As a former Early Childhood Special Education Teacher, one of my areas of expertise is in Behavior Modification. The end result is to change an existing behavior. When it comes to organizing for kids, what are some of the problem areas you need help with? Things like this come to mind:
Putting Away Clean Laundry,
Managing Sports Equipment,
Putting Away Toys, and
Instead of nagging (or doing it for them) what if you tried a series of steps to change the behavior? The key is to be very involved at the beginning of the process, but to always be aware of how to fade out your involvement. You don’t want the kids to be dependent upon you to complete their organizing tasks! And always be positive 🙂
Are your kiddos capable of coming in the door, hanging up their backpacks and coats, and putting shoes on the designated shelf every day after school? Have you prepared the environment so they can easily reach and find room to do so? Does the stuff just end up on the floor anyway?
In order to modify this behavior, it is important to find time to clarify what you expect. This can and should be at a time when you are not already irritated. Again, the goal is to be positive! 🙂
Instead of the only verbal and negative DON’T, messages, “Hey, DON’T kick your shoes off and leave them in front of the door,” – take them to the space and show them what you expect. This should be paired with positive comments about what they CAN do, “Please place your shoes on the shelf when you remove them.” Or, better yet, act a little befuddled and ask THEM for ideas about what might make the process more efficient and functional 😉
Involve them in the process – can they operate a phone camera? Have them take before and after photos of the space! The goal is to encourage them to have pride in taking care of their things.
Now that you have clarified the expectations, it is time to discuss types of prompting. At the beginning, you might use all three at once:
1. Physical prompting – This can be in the form of you standing in the doorway literally placing a hand on a shoulder to slow down the barreling through the door, or casually blocking the way if the kids drop everything and start to head to another room. You can also pick up a dropped coat, or just sit in the middle of the hallway. Extra points for silliness apply! Tapping the visual clue (see #2) counts too.
2. Visual prompting – Do you have the “after” photo handy from when you “Clarified Expectations?” Have the kids hang it on the wall in the entryway as a visual reminder of the “Expecations.” Younger kiddos can create and hang a construction paper STOP sign! Anything that gives them pause. Older kids might make a sign on the computer that reads (instead of STOP, DROP, and ROLL), “STOP, HANG, and SHELVE!” You could even have them hang it outside the door, so they see it as they approach.
3. Verbal – This one is usually overused, so be mindful.
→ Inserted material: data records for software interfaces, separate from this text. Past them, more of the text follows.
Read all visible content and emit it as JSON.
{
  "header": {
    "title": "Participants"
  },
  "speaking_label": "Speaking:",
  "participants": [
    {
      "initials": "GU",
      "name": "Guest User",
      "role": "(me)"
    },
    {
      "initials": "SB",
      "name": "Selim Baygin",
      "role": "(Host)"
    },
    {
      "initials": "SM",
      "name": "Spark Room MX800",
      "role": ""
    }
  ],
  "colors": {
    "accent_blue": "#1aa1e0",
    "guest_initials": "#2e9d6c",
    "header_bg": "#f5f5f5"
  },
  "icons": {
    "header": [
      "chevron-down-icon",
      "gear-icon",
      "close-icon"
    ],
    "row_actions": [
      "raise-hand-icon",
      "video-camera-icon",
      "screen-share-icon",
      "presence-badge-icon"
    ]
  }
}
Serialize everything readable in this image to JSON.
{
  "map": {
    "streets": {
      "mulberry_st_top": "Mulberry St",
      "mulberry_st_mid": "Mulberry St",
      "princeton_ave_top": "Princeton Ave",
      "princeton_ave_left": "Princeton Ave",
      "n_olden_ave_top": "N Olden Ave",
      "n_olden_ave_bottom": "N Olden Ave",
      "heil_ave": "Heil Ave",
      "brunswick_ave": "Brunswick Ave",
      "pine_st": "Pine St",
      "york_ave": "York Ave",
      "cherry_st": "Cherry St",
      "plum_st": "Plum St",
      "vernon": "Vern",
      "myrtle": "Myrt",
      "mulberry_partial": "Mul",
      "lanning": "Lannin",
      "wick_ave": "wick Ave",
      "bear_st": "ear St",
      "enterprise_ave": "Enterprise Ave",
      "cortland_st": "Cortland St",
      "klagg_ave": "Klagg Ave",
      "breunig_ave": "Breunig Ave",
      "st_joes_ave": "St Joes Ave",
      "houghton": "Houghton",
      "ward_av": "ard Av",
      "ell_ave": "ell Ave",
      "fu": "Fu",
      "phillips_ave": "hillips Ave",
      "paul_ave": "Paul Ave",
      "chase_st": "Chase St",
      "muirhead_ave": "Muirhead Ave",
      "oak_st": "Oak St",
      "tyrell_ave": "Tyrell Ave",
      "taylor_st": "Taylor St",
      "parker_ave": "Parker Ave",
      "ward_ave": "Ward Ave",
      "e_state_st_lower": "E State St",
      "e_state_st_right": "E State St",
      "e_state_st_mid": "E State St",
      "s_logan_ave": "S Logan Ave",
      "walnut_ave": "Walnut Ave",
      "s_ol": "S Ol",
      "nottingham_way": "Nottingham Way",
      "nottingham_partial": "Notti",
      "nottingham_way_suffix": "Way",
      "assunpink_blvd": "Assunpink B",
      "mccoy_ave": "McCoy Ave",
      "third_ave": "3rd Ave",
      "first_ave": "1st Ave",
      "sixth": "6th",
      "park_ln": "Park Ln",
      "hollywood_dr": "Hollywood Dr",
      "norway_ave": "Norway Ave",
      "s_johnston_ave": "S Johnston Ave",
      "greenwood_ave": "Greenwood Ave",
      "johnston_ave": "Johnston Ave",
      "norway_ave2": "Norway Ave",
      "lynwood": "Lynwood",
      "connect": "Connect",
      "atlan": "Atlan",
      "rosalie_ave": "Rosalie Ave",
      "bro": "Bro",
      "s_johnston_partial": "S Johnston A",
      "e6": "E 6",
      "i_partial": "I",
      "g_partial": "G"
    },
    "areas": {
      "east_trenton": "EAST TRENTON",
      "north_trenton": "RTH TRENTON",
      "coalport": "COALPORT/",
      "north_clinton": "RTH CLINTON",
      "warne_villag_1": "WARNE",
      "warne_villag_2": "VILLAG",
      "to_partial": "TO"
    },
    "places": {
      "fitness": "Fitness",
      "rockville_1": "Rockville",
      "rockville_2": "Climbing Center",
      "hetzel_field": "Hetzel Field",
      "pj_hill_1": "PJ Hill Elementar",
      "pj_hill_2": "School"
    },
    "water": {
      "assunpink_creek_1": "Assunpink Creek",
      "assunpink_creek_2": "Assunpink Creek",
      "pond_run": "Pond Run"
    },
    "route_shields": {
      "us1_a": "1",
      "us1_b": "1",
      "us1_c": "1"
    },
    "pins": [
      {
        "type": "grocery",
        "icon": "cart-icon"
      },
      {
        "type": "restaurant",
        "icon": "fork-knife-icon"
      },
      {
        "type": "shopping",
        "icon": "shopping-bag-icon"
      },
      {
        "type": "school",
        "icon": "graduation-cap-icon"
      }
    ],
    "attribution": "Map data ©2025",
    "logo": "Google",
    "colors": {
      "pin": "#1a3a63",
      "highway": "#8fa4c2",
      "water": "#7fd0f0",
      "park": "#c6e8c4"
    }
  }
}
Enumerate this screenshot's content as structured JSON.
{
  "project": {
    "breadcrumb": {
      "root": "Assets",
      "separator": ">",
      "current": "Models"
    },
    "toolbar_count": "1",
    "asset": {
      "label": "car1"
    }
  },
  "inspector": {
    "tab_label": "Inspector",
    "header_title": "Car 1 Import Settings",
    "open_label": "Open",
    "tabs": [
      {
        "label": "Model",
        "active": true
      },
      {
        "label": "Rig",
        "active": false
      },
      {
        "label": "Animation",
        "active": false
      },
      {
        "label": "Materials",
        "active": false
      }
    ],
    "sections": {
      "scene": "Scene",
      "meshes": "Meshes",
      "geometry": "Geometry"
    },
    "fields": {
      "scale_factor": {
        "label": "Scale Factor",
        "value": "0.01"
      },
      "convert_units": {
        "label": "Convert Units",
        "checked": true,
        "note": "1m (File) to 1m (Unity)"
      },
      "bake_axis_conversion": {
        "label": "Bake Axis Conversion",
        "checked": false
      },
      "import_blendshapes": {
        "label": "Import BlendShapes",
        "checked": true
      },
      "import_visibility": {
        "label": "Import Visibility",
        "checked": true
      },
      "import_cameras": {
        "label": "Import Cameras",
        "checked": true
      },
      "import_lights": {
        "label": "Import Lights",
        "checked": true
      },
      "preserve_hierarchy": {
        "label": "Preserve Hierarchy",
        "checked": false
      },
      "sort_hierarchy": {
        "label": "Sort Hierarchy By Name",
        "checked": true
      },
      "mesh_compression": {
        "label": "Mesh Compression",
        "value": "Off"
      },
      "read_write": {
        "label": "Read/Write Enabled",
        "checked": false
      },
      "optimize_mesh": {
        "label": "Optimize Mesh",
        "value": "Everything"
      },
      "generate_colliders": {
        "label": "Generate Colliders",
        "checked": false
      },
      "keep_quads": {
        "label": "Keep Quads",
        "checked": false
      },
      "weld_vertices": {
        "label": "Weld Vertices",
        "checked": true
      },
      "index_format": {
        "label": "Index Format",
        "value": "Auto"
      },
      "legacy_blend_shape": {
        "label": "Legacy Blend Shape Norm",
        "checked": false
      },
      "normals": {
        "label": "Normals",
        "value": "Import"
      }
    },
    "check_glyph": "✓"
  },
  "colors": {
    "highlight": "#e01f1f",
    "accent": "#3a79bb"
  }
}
Kids become “prompt dependent” upon hearing you say, “Did you…?” The goal for behavior modification is for you to drop the, “Did you’s!” so they take cues from the environment instead. This way, they won’t need YOU to remember!
If you are using verbal prompts, think of positive ways to speak. Instead of calling from another room, “Did you…?” Try instead to pair it with the actual process. Stand in the doorway and look for the detail. If backpacks are on the floor, and your physical presence is not enough, you can specifically remind your kids what they CAN do, “Please hang your backpacks on the hooks.” while talking about their day at school.
The end goal is to lose all the prompts – starting with the verbal ones! The less you need to interject your voice into the process, the more likely they are to complete it independently. For example, walk by the entryway (physical prompt), and talk about something other than the task at hand. If you stand there long enough, they might surprise you!
If you are not home after school and come upon a pile when you return, resist the urge to call out in anger, “Hey, get down here and hang up your stuff!” Instead, try walking the shoes to your child and having a conversation about something positive. Then interject… “Thank you for working with me on keeping the entryway organized! Today, these were on the floor. Please put them on the shelf. ”
If you only nag and/or do it for them it just makes everybody cranky! And the behavior backslides! Hold them accountable. Nicely 🙂
Questions? It’s a lot to think about, but behavior modification techniques reduce negativity and promote independence. Worth a try, right?Share this article!